“It’s more an emotional disruption than an academic disruption,” said Team English teacher Robin Taylor, whose class was moved to the basement.
The lab will accommodate new Ohio graduation requirements, mandating three years of a lab science for the class of 2014 onward, rather than two.
“That’s 100 percent of our students,” Business Administrator Robert Kreiner said, “and 80 percent of our students will take four years.” With eight new International Baccalaureate lab courses as well, “we don’t have enough science labs to hold the increased number of students.”
The renovations began in May to complete the rooms by mid-August, allowing teachers to move back in before school starts, according to Kreiner. Teachers relocated for the renovation were notified four days before they had to move.
The construction team chose Rooms 259 and 260 because they are near a bathroom, so the floor already has plumbing for laboratory equipment. The rooms are also connected. One room of the finished lab will be a lecture space; the other will contain laboratory materials. Next year, “it’ll be used for the seven Honors Physical Science classes,” Science Department Chairwoman Katherine Brown said.

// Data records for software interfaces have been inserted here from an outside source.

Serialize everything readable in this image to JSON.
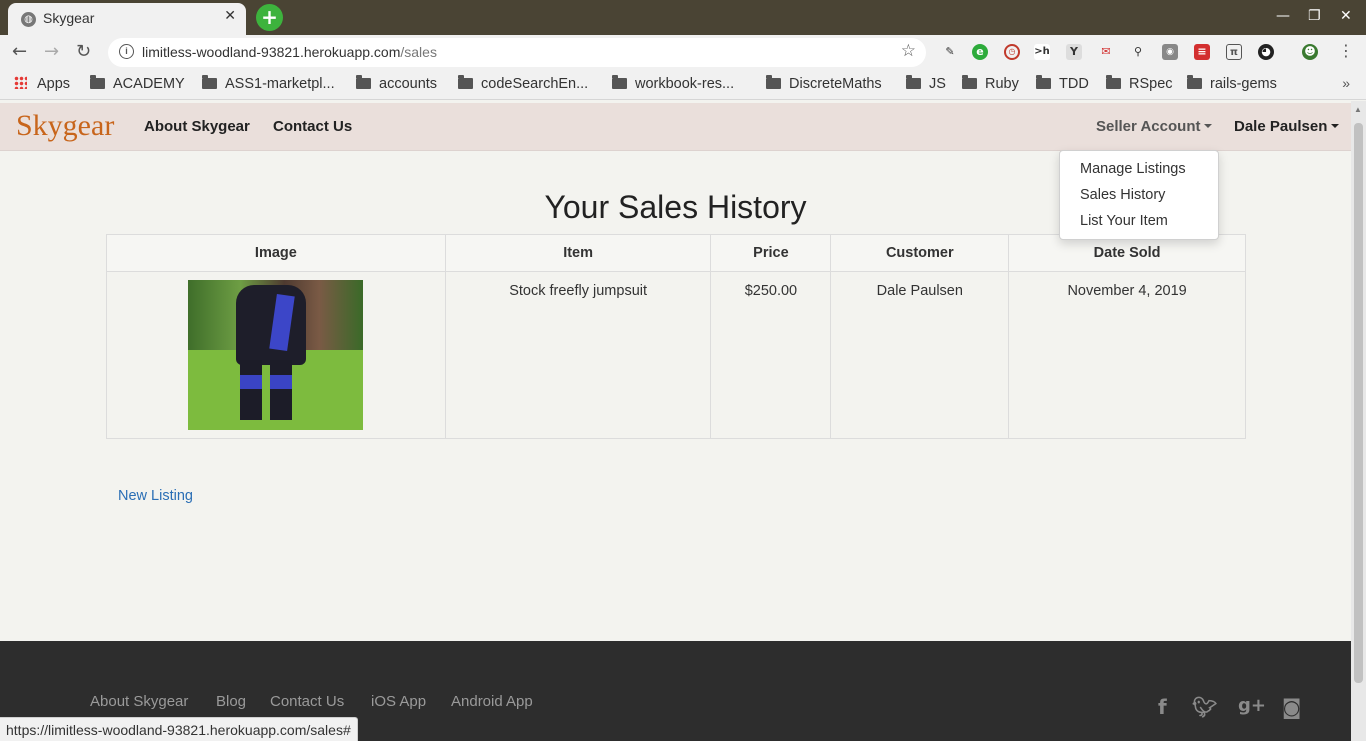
{
  "browser": {
    "tab_title": "Skygear",
    "tab_favicon": "globe-icon",
    "url_host": "limitless-woodland-93821.herokuapp.com",
    "url_path": "/sales",
    "status_url": "https://limitless-woodland-93821.herokuapp.com/sales#",
    "bookmarks": [
      "Apps",
      "ACADEMY",
      "ASS1-marketpl...",
      "accounts",
      "codeSearchEn...",
      "workbook-res...",
      "DiscreteMaths",
      "JS",
      "Ruby",
      "TDD",
      "RSpec",
      "rails-gems"
    ]
  },
  "site": {
    "brand": "Skygear",
    "brand_color": "#c8651b",
    "nav": {
      "about": "About Skygear",
      "contact": "Contact Us",
      "seller_account": "Seller Account",
      "user": "Dale Paulsen"
    },
    "dropdown": [
      "Manage Listings",
      "Sales History",
      "List Your Item"
    ]
  },
  "main": {
    "heading": "Your Sales History",
    "columns": [
      "Image",
      "Item",
      "Price",
      "Customer",
      "Date Sold"
    ],
    "rows": [
      {
        "image": "jumpsuit-photo",
        "item": "Stock freefly jumpsuit",
        "price": "$250.00",
        "customer": "Dale Paulsen",
        "date_sold": "November 4, 2019"
      }
    ],
    "new_listing": "New Listing",
    "link_color": "#2a6eb5"
  },
  "footer": {
    "links": [
      "About Skygear",
      "Blog",
      "Contact Us",
      "iOS App",
      "Android App"
    ],
    "social_icons": [
      "facebook-icon",
      "twitter-icon",
      "google-plus-icon",
      "instagram-icon"
    ]
  }
}
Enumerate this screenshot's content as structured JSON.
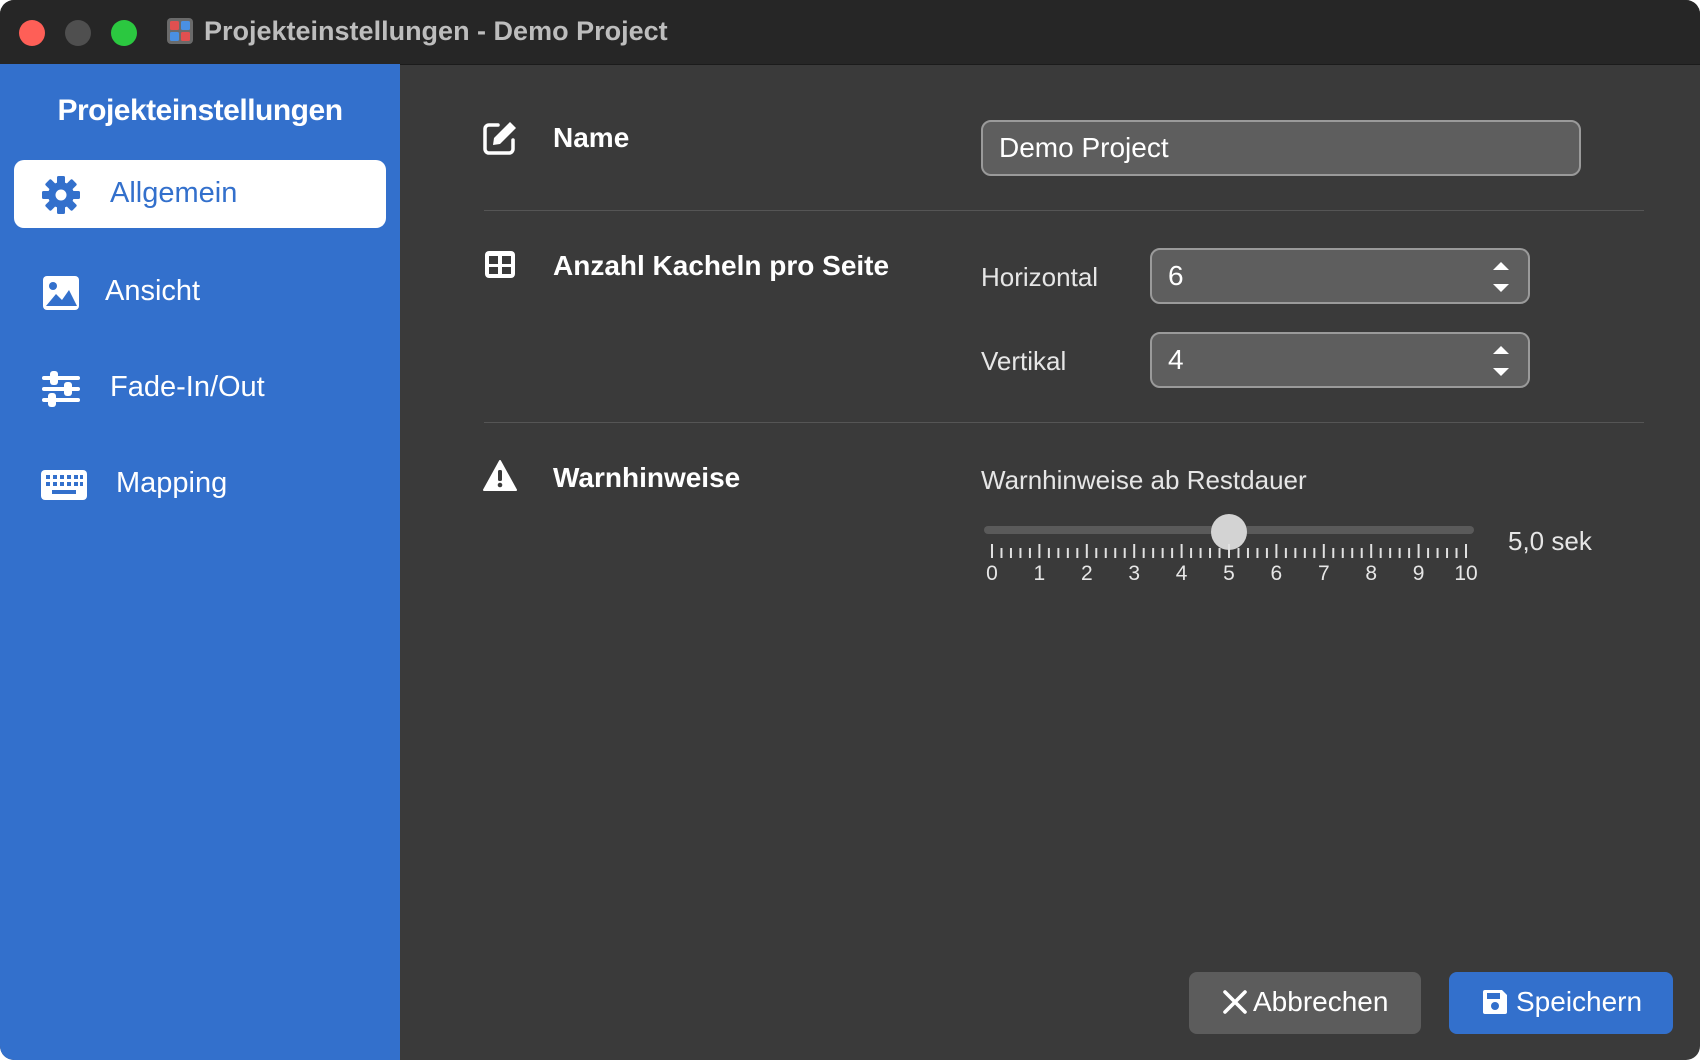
{
  "window": {
    "title": "Projekteinstellungen - Demo Project"
  },
  "sidebar": {
    "title": "Projekteinstellungen",
    "items": [
      {
        "label": "Allgemein",
        "icon": "gear-icon",
        "active": true
      },
      {
        "label": "Ansicht",
        "icon": "image-icon",
        "active": false
      },
      {
        "label": "Fade-In/Out",
        "icon": "sliders-icon",
        "active": false
      },
      {
        "label": "Mapping",
        "icon": "keyboard-icon",
        "active": false
      }
    ]
  },
  "general": {
    "name": {
      "label": "Name",
      "value": "Demo Project"
    },
    "tiles": {
      "label": "Anzahl Kacheln pro Seite",
      "horizontal_label": "Horizontal",
      "horizontal_value": "6",
      "vertical_label": "Vertikal",
      "vertical_value": "4"
    },
    "warnings": {
      "label": "Warnhinweise",
      "slider_label": "Warnhinweise ab Restdauer",
      "slider_min": 0,
      "slider_max": 10,
      "slider_value": 5,
      "value_text": "5,0 sek",
      "tick_labels": [
        "0",
        "1",
        "2",
        "3",
        "4",
        "5",
        "6",
        "7",
        "8",
        "9",
        "10"
      ]
    }
  },
  "footer": {
    "cancel_label": "Abbrechen",
    "save_label": "Speichern"
  },
  "colors": {
    "accent": "#3370cc",
    "content_bg": "#3a3a3a",
    "titlebar_bg": "#262626"
  }
}
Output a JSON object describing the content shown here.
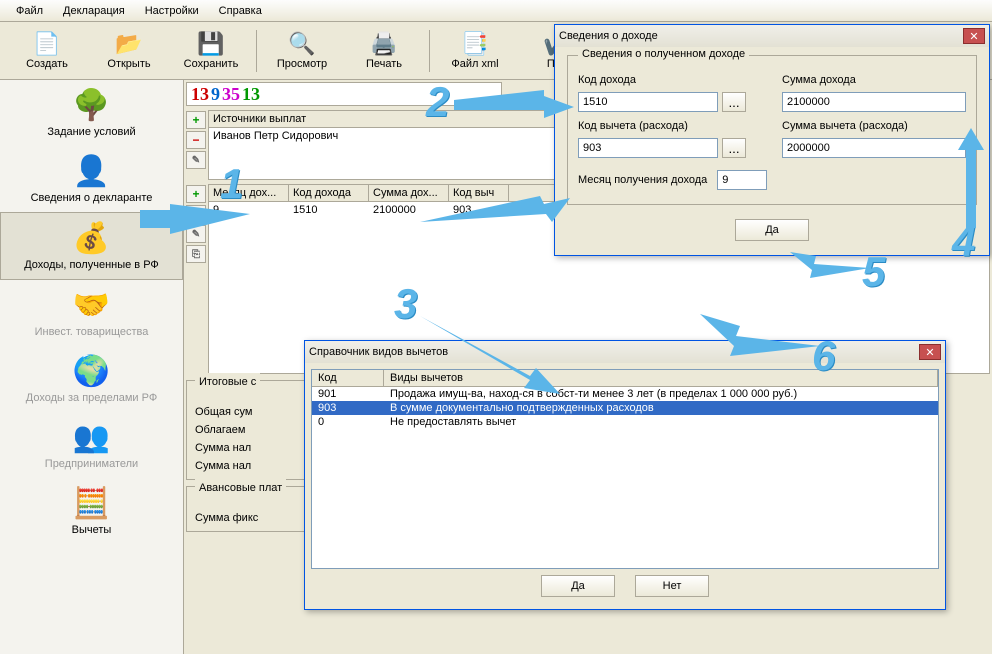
{
  "menubar": {
    "items": [
      "Файл",
      "Декларация",
      "Настройки",
      "Справка"
    ]
  },
  "toolbar": {
    "create": "Создать",
    "open": "Открыть",
    "save": "Сохранить",
    "preview": "Просмотр",
    "print": "Печать",
    "xml": "Файл xml",
    "check": "Про"
  },
  "sidebar": {
    "items": [
      {
        "label": "Задание условий"
      },
      {
        "label": "Сведения о декларанте"
      },
      {
        "label": "Доходы, полученные в РФ"
      },
      {
        "label": "Инвест. товарищества"
      },
      {
        "label": "Доходы за пределами РФ"
      },
      {
        "label": "Предприниматели"
      },
      {
        "label": "Вычеты"
      }
    ]
  },
  "numstrip": {
    "a": "13",
    "b": "9",
    "c": "35",
    "d": "13"
  },
  "sources": {
    "header": "Источники выплат",
    "row": "Иванов Петр Сидорович"
  },
  "grid": {
    "h_month": "Месяц дох...",
    "h_code": "Код дохода",
    "h_sum": "Сумма дох...",
    "h_deduct": "Код выч",
    "r_month": "9",
    "r_code": "1510",
    "r_sum": "2100000",
    "r_deduct": "903"
  },
  "summary": {
    "title": "Итоговые с",
    "line1": "Общая сум",
    "line2": "Облагаем",
    "line3": "Сумма нал",
    "line4": "Сумма нал"
  },
  "advance": {
    "title": "Авансовые плат",
    "line1": "Сумма фикс"
  },
  "dlg_income": {
    "title": "Сведения о доходе",
    "group": "Сведения о полученном доходе",
    "l_code": "Код дохода",
    "l_sum": "Сумма дохода",
    "v_code": "1510",
    "v_sum": "2100000",
    "l_dcode": "Код вычета (расхода)",
    "l_dsum": "Сумма вычета (расхода)",
    "v_dcode": "903",
    "v_dsum": "2000000",
    "l_month": "Месяц получения дохода",
    "v_month": "9",
    "ok": "Да",
    "dots": "..."
  },
  "dlg_ref": {
    "title": "Справочник видов вычетов",
    "h_code": "Код",
    "h_name": "Виды вычетов",
    "rows": [
      {
        "code": "901",
        "name": "Продажа имущ-ва, наход-ся в собст-ти менее 3 лет (в пределах 1 000 000 руб.)"
      },
      {
        "code": "903",
        "name": "В сумме документально подтвержденных расходов"
      },
      {
        "code": "0",
        "name": "Не предоставлять вычет"
      }
    ],
    "ok": "Да",
    "no": "Нет"
  },
  "ann": {
    "n1": "1",
    "n2": "2",
    "n3": "3",
    "n4": "4",
    "n5": "5",
    "n6": "6"
  }
}
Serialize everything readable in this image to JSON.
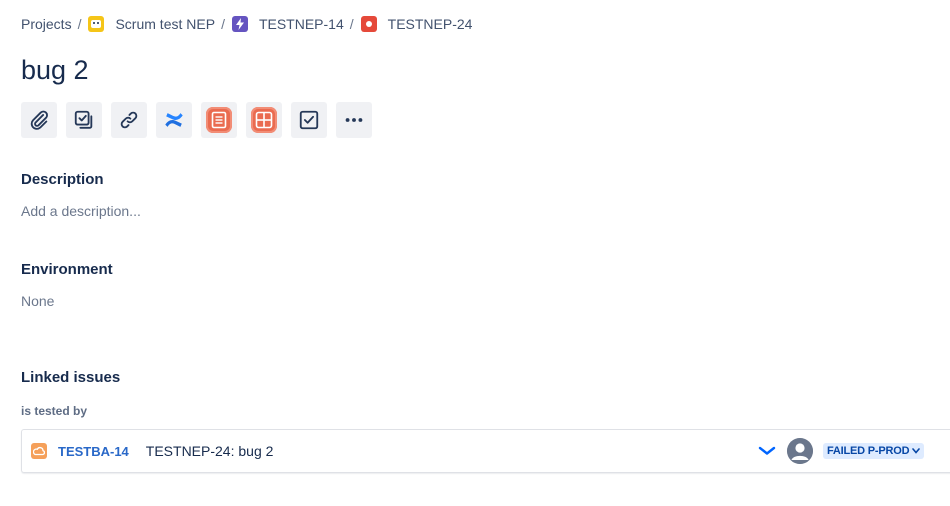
{
  "breadcrumb": {
    "projects": "Projects",
    "project": "Scrum test NEP",
    "epic": "TESTNEP-14",
    "issue": "TESTNEP-24",
    "separator": "/"
  },
  "issue": {
    "title": "bug 2"
  },
  "toolbar": {
    "buttons": [
      {
        "name": "attach",
        "icon": "paperclip-icon"
      },
      {
        "name": "child-issue",
        "icon": "subtask-icon"
      },
      {
        "name": "link-issue",
        "icon": "link-icon"
      },
      {
        "name": "confluence",
        "icon": "confluence-icon"
      },
      {
        "name": "app-report",
        "icon": "document-app-icon"
      },
      {
        "name": "app-grid",
        "icon": "grid-app-icon"
      },
      {
        "name": "checklist",
        "icon": "checkbox-icon"
      },
      {
        "name": "more",
        "icon": "more-icon"
      }
    ]
  },
  "description": {
    "heading": "Description",
    "placeholder": "Add a description..."
  },
  "environment": {
    "heading": "Environment",
    "value": "None"
  },
  "linked_issues": {
    "heading": "Linked issues",
    "relation": "is tested by",
    "items": [
      {
        "key": "TESTBA-14",
        "summary": "TESTNEP-24: bug 2",
        "status": "FAILED P-PROD",
        "priority": "low"
      }
    ]
  },
  "colors": {
    "text": "#172b4d",
    "link": "#2968c8",
    "status_bg": "#deebff",
    "status_text": "#0747a6",
    "button_bg": "#f0f1f4",
    "epic": "#6554c0",
    "bug": "#e5493a"
  }
}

Rooms 162 and 163’s ceiling is under construction to add a gas line for the new lab above it. English teacher Susanna Jackson teaches in Room 163 and removed all posters.
“Whereas we had a home atmosphere before, now it feels like a foreign space,” Jackson said. “It looks unfinished, like a temporary residence.”
Formerly, Room 260 was a small computer lab, while Room 259 was an English and social studies classroom. “We’ll replace [Room 260] with a rolling set of laptops,” Principal Michael Griffith said. Classes from Room 259 will be moved to Rooms 16, 18 and 20.
Sophomore Mikayla Gibbs’ Team English class was moved. “It was more comfortable upstairs,” she said.
While most class sizes have increased, science is prioritized for safety issues. “Science classes that include labs were operating at a size that is unsafe,” Griffith said. Most exceed the National Science Teachers Association’s limit of 24 students.
Accordingly, Taylor does not mind being relocated. “Everybody wants to have smaller classes, but the science issue is a legal issue,” she said. “Whatever they need to use the classroom for, for the students, is what they should use the classroom for.”
A version of this article appeared in print 5 June 2013 on page 3 of The Shakerite.